--- Task goal ---
Report, from the records below, every line where the word "glyph" appears.
___ Given records ___
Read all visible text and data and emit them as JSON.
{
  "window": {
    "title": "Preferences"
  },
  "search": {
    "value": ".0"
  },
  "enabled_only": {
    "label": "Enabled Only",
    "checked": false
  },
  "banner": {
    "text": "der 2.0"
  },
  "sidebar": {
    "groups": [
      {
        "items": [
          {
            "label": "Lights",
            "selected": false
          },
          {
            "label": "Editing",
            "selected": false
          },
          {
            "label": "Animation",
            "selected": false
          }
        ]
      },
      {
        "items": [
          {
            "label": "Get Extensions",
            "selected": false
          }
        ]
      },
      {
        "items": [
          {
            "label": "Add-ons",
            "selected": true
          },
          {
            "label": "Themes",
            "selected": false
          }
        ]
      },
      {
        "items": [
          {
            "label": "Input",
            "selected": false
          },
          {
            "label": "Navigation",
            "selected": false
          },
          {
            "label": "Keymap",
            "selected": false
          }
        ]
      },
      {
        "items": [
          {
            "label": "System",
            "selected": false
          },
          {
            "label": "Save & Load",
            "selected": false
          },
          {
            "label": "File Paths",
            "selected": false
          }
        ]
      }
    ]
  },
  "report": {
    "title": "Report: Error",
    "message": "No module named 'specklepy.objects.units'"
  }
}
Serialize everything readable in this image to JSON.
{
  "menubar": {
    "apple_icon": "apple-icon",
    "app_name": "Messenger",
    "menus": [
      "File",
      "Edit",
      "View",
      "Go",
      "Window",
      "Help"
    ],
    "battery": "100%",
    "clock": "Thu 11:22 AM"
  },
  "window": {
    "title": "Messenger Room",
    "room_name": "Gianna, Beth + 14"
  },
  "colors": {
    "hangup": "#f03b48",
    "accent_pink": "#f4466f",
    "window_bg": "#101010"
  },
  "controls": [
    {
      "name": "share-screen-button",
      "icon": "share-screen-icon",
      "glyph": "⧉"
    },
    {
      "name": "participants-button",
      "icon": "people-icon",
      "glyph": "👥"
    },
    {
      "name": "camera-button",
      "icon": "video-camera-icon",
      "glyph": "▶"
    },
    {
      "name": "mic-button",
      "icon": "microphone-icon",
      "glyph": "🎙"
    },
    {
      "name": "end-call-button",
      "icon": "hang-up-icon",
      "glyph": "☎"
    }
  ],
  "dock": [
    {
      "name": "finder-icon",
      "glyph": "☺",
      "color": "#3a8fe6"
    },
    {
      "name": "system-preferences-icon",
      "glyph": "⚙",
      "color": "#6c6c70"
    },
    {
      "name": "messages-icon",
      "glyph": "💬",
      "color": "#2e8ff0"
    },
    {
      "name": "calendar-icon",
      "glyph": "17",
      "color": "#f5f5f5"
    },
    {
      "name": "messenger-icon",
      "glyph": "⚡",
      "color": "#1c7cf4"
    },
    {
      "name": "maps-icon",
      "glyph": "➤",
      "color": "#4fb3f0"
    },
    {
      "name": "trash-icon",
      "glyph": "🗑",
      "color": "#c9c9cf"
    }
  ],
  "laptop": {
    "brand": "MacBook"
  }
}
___
--- Exercise solution ---
      "glyph": "⧉"
      "glyph": "👥"
      "glyph": "▶"
      "glyph": "🎙"
      "glyph": "☎"
      "glyph": "☺",
      "glyph": "⚙",
      "glyph": "💬",
      "glyph": "17",
      "glyph": "⚡",
      "glyph": "➤",
      "glyph": "🗑",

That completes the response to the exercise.